### Work instructions
Your answer should consist of the lines in the following data that contain "description".
Material provided Block Start
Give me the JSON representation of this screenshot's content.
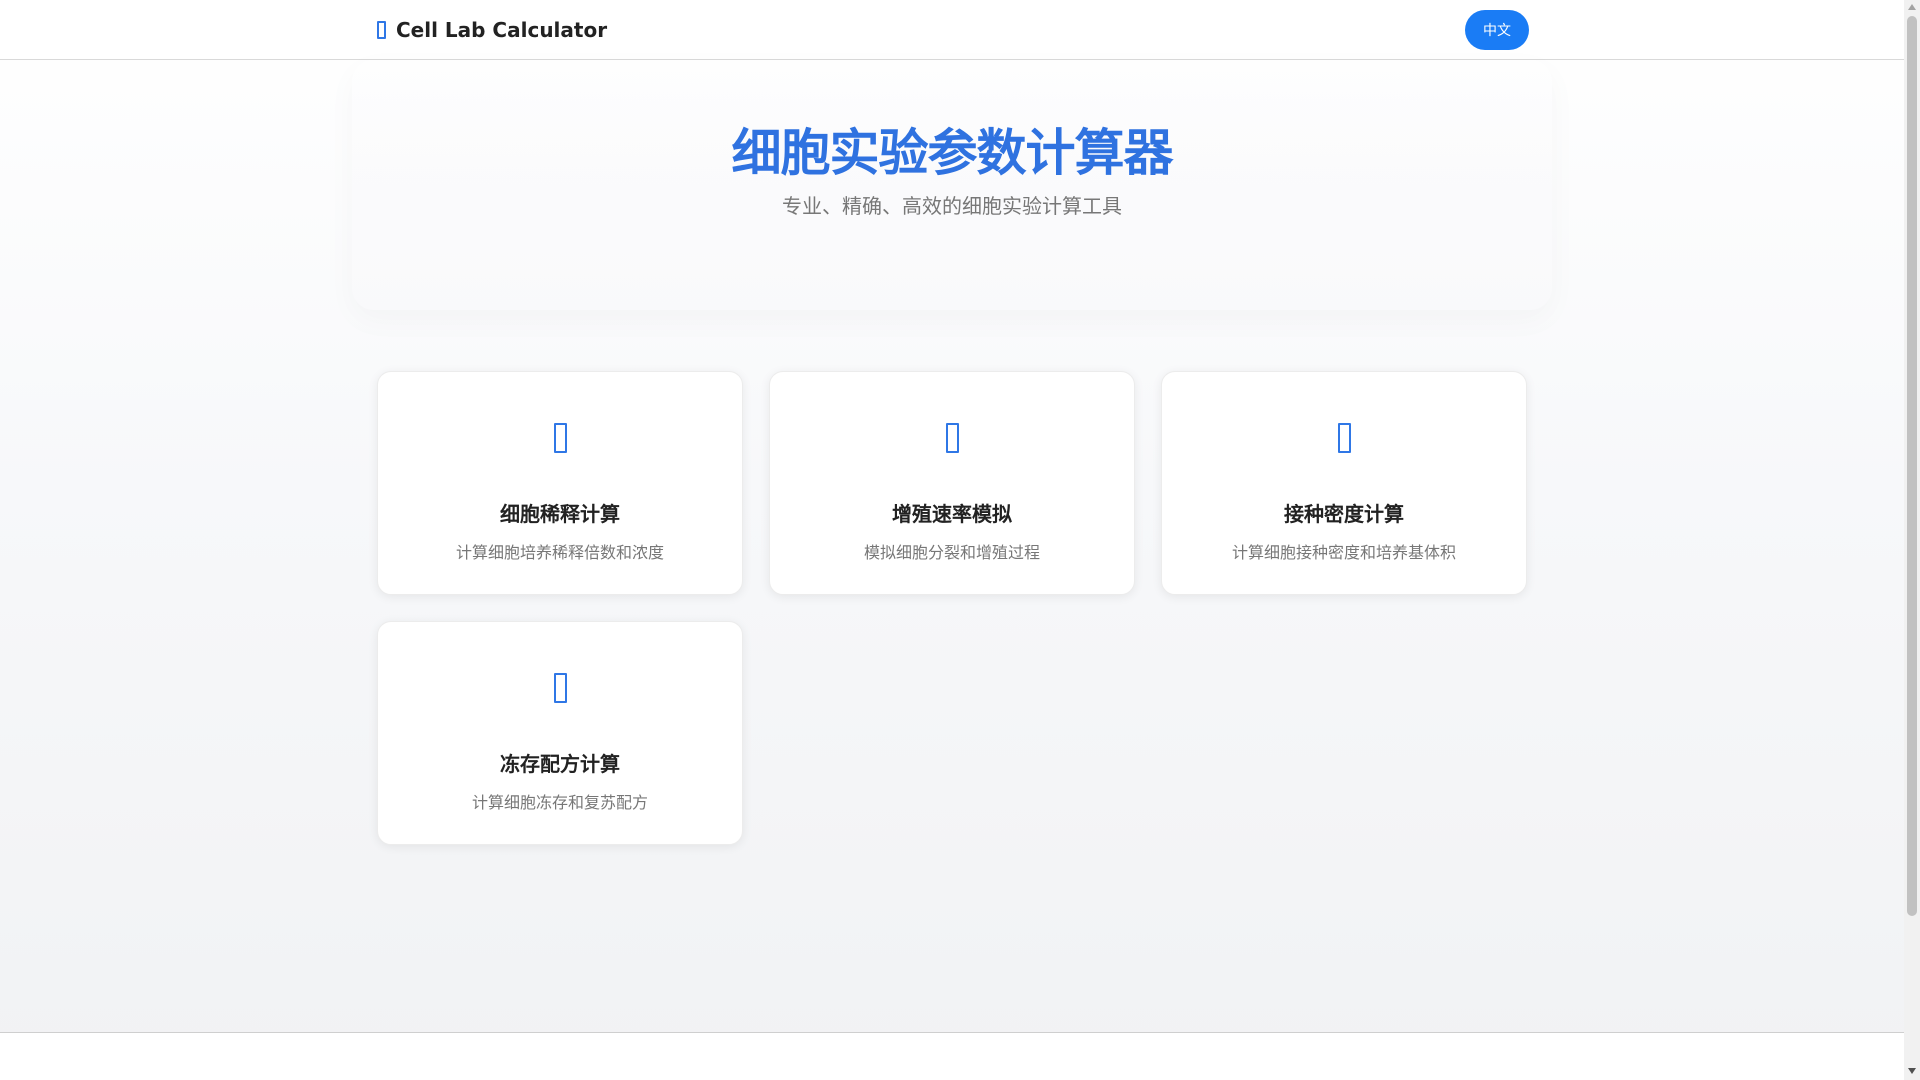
{
  "header": {
    "brand_icon": "flask-icon",
    "brand_title": "Cell Lab Calculator",
    "language_button": "中文"
  },
  "hero": {
    "title": "细胞实验参数计算器",
    "subtitle": "专业、精确、高效的细胞实验计算工具"
  },
  "cards": [
    {
      "icon": "dilution-icon",
      "title": "细胞稀释计算",
      "description": "计算细胞培养稀释倍数和浓度"
    },
    {
      "icon": "growth-icon",
      "title": "增殖速率模拟",
      "description": "模拟细胞分裂和增殖过程"
    },
    {
      "icon": "seeding-icon",
      "title": "接种密度计算",
      "description": "计算细胞接种密度和培养基体积"
    },
    {
      "icon": "freezing-icon",
      "title": "冻存配方计算",
      "description": "计算细胞冻存和复苏配方"
    }
  ],
  "colors": {
    "accent": "#1a7cf5",
    "title_blue": "#2f72e0"
  }
}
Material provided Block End
### Solution for this task
      "description": "计算细胞培养稀释倍数和浓度"
      "description": "模拟细胞分裂和增殖过程"
      "description": "计算细胞接种密度和培养基体积"
      "description": "计算细胞冻存和复苏配方"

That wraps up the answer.